Beyond SRRM2, the architecture of nuclear speckles involves about one hundred proteins. It turns out that one of these nuclear speckle residents is MSUT2, a protein that the Kraemer lab has been studying for over a decade because of its potential role in tau biology and disease. In a 2019 study, the team showed that MSUT2 and PABPN1, both nuclear speckle proteins also become depleted in cases of severe Alzheimer’s disease. The new speckle study has brought MSUT2 to the attention of the field.
“This work [from the Kraemer Lab] builds on our work in model systems and a small number of human tauopathies and demonstrates the findings in a larger cohort of 29 Alzheimer's patient brains,” comments Evan Lester, MD/PhD candidate at UC Boulder and lead author of the Parker Group study. “Further, they find a correlation between SRRM2 cytoplasmic localization and MSUT2 depletion in the nucleus. This could suggest a possible mechanism whereby MSUT2 exerts its effects on tau pathology through interacting with nuclear speckles and possibly SRRM2 itself. Further exploration of the interaction between tau and speckle components could yield exciting insights into Alzheimer's and tauopathies more broadly.”
Excitingly, the MSUT2 gene and its protein MSUT2 show promise as a therapeutic avenue. Kraemer and his team previously showed that knocking out the MSUT2 gene in mice prevents the formation of tau tangles. This lessened learning and memory problems caused by abnormal tau, suggesting that targeting MSUT2 or similar gene might serve to protect nuclear speckles in people living with Alzhiemer’s disease.
In light of this progress in understanding nuclear speckle dynamics, Kraemer thinks that the Alzheimer’s field needs to refocus some of its efforts on tau. “I think this research is telling us that we need to pay more attention to the RNA binding function of normal tau and its contribution to disease, because it seems like we can protect against disease processes by targeting RNA metabolism in ways that we don't fully understand yet.”

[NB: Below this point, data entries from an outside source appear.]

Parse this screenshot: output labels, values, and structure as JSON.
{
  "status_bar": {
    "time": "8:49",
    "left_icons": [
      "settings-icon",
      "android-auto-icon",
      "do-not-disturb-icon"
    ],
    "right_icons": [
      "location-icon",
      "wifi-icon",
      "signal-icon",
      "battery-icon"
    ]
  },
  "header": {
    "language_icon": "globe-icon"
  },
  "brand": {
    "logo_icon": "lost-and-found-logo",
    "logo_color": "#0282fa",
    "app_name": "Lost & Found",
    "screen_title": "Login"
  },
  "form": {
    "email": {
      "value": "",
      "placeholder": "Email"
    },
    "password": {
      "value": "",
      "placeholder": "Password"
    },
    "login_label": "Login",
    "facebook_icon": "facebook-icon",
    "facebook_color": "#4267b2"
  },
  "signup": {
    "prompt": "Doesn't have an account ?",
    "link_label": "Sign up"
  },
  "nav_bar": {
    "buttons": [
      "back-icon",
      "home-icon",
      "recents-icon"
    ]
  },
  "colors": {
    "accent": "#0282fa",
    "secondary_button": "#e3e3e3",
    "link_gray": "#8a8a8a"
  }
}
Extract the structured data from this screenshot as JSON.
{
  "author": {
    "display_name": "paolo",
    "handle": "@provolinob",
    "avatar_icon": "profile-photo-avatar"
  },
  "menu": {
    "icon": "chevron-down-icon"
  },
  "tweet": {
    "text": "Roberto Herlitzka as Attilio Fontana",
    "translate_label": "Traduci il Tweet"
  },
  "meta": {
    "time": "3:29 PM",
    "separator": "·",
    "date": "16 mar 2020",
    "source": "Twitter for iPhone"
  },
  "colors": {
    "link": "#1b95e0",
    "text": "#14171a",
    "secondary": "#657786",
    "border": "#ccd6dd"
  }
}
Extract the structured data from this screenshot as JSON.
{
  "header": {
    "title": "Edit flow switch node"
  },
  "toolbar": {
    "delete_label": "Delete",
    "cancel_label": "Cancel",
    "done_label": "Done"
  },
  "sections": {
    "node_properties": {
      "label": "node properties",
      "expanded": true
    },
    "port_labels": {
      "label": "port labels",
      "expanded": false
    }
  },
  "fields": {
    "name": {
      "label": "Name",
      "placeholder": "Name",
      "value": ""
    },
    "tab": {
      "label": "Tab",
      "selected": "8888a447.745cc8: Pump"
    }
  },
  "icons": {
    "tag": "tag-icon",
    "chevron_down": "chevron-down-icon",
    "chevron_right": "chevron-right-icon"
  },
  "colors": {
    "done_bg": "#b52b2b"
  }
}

This research was supported by NIA grants RF-AG055474, K08-AG065426, P30 AG0066509, U01 AG006781; NIH grant R01 NS064131; and the Nancy and Buster Alvord Endowment
McMillan P. et al. Pathological tau drives ectopic nuclear speckle scaffold protein SRRM2 accumulation in neuron cytoplasm in Alzheimer’s disease. Acta Neuropathol Commun. June, 2021. (Pubmed)
Lester E. et al. Tau aggregates are RNA-protein assemblies that mislocalize multiple nuclear speckle components. Neuron. May, 2021. (Pubmed)